Could every line of the data be printed exactly as it reads?

━━━━

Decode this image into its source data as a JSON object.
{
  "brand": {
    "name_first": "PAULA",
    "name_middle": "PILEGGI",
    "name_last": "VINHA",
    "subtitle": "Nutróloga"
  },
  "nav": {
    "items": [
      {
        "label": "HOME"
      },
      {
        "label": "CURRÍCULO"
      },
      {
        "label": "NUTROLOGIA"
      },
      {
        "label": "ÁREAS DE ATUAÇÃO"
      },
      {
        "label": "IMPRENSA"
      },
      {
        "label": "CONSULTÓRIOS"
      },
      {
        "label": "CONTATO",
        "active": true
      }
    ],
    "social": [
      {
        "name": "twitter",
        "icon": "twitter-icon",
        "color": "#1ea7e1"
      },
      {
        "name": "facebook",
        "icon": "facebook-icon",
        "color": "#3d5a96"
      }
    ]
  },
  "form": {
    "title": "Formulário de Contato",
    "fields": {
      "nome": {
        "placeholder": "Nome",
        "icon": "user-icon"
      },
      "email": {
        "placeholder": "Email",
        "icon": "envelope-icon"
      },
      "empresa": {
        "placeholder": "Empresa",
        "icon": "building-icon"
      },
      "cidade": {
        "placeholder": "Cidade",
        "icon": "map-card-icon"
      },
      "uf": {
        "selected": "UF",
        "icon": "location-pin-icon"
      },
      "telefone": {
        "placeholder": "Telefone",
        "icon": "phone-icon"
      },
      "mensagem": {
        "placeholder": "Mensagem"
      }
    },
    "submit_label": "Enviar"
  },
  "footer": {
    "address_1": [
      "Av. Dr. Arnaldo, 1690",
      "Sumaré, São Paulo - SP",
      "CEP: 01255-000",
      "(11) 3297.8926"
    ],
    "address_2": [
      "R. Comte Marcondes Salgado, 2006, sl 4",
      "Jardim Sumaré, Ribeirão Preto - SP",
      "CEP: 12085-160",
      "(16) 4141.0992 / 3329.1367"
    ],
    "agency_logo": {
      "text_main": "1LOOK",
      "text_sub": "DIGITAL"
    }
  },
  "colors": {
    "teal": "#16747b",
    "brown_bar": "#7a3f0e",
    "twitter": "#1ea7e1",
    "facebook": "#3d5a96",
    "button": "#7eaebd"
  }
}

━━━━

**PROBLEM SOLUTION**
Decode this image into its source data as a JSON object.
{
  "brand": {
    "name_first": "PAULA",
    "name_middle": "PILEGGI",
    "name_last": "VINHA",
    "subtitle": "Nutróloga"
  },
  "nav": {
    "items": [
      {
        "label": "HOME"
      },
      {
        "label": "CURRÍCULO"
      },
      {
        "label": "NUTROLOGIA"
      },
      {
        "label": "ÁREAS DE ATUAÇÃO"
      },
      {
        "label": "IMPRENSA"
      },
      {
        "label": "CONSULTÓRIOS"
      },
      {
        "label": "CONTATO",
        "active": true
      }
    ],
    "social": [
      {
        "name": "twitter",
        "icon": "twitter-icon",
        "color": "#1ea7e1"
      },
      {
        "name": "facebook",
        "icon": "facebook-icon",
        "color": "#3d5a96"
      }
    ]
  },
  "form": {
    "title": "Formulário de Contato",
    "fields": {
      "nome": {
        "placeholder": "Nome",
        "icon": "user-icon"
      },
      "email": {
        "placeholder": "Email",
        "icon": "envelope-icon"
      },
      "empresa": {
        "placeholder": "Empresa",
        "icon": "building-icon"
      },
      "cidade": {
        "placeholder": "Cidade",
        "icon": "map-card-icon"
      },
      "uf": {
        "selected": "UF",
        "icon": "location-pin-icon"
      },
      "telefone": {
        "placeholder": "Telefone",
        "icon": "phone-icon"
      },
      "mensagem": {
        "placeholder": "Mensagem"
      }
    },
    "submit_label": "Enviar"
  },
  "footer": {
    "address_1": [
      "Av. Dr. Arnaldo, 1690",
      "Sumaré, São Paulo - SP",
      "CEP: 01255-000",
      "(11) 3297.8926"
    ],
    "address_2": [
      "R. Comte Marcondes Salgado, 2006, sl 4",
      "Jardim Sumaré, Ribeirão Preto - SP",
      "CEP: 12085-160",
      "(16) 4141.0992 / 3329.1367"
    ],
    "agency_logo": {
      "text_main": "1LOOK",
      "text_sub": "DIGITAL"
    }
  },
  "colors": {
    "teal": "#16747b",
    "brown_bar": "#7a3f0e",
    "twitter": "#1ea7e1",
    "facebook": "#3d5a96",
    "button": "#7eaebd"
  }
}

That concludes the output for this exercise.